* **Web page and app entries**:
------------
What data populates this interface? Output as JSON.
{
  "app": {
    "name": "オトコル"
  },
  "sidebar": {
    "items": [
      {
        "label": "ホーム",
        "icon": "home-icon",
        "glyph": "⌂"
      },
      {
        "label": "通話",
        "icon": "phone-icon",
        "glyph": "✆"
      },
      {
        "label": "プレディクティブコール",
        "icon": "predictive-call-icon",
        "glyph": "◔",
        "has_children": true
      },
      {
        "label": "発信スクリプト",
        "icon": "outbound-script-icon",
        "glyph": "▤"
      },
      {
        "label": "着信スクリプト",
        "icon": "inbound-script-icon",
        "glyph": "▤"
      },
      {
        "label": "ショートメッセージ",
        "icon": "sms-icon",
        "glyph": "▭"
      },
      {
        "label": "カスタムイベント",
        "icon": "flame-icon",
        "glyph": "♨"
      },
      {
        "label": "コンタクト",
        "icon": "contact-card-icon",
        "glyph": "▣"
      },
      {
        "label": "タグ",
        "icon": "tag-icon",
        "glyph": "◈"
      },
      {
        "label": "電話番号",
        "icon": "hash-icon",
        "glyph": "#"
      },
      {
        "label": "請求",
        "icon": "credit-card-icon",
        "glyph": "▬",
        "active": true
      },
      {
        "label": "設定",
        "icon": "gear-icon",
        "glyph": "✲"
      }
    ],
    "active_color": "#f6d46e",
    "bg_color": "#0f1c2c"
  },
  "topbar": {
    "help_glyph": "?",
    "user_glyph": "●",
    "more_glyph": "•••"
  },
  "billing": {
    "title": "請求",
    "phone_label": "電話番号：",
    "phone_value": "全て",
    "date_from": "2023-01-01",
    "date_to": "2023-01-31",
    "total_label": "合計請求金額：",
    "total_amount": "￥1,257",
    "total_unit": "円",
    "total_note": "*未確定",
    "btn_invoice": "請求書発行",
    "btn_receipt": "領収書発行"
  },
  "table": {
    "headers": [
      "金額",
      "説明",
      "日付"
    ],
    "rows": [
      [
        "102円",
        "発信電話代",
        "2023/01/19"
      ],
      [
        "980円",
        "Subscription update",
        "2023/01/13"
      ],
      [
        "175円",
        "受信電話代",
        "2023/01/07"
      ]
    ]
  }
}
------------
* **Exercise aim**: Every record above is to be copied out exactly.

* **Your solution**:
What data populates this interface? Output as JSON.
{
  "app": {
    "name": "オトコル"
  },
  "sidebar": {
    "items": [
      {
        "label": "ホーム",
        "icon": "home-icon",
        "glyph": "⌂"
      },
      {
        "label": "通話",
        "icon": "phone-icon",
        "glyph": "✆"
      },
      {
        "label": "プレディクティブコール",
        "icon": "predictive-call-icon",
        "glyph": "◔",
        "has_children": true
      },
      {
        "label": "発信スクリプト",
        "icon": "outbound-script-icon",
        "glyph": "▤"
      },
      {
        "label": "着信スクリプト",
        "icon": "inbound-script-icon",
        "glyph": "▤"
      },
      {
        "label": "ショートメッセージ",
        "icon": "sms-icon",
        "glyph": "▭"
      },
      {
        "label": "カスタムイベント",
        "icon": "flame-icon",
        "glyph": "♨"
      },
      {
        "label": "コンタクト",
        "icon": "contact-card-icon",
        "glyph": "▣"
      },
      {
        "label": "タグ",
        "icon": "tag-icon",
        "glyph": "◈"
      },
      {
        "label": "電話番号",
        "icon": "hash-icon",
        "glyph": "#"
      },
      {
        "label": "請求",
        "icon": "credit-card-icon",
        "glyph": "▬",
        "active": true
      },
      {
        "label": "設定",
        "icon": "gear-icon",
        "glyph": "✲"
      }
    ],
    "active_color": "#f6d46e",
    "bg_color": "#0f1c2c"
  },
  "topbar": {
    "help_glyph": "?",
    "user_glyph": "●",
    "more_glyph": "•••"
  },
  "billing": {
    "title": "請求",
    "phone_label": "電話番号：",
    "phone_value": "全て",
    "date_from": "2023-01-01",
    "date_to": "2023-01-31",
    "total_label": "合計請求金額：",
    "total_amount": "￥1,257",
    "total_unit": "円",
    "total_note": "*未確定",
    "btn_invoice": "請求書発行",
    "btn_receipt": "領収書発行"
  },
  "table": {
    "headers": [
      "金額",
      "説明",
      "日付"
    ],
    "rows": [
      [
        "102円",
        "発信電話代",
        "2023/01/19"
      ],
      [
        "980円",
        "Subscription update",
        "2023/01/13"
      ],
      [
        "175円",
        "受信電話代",
        "2023/01/07"
      ]
    ]
  }
}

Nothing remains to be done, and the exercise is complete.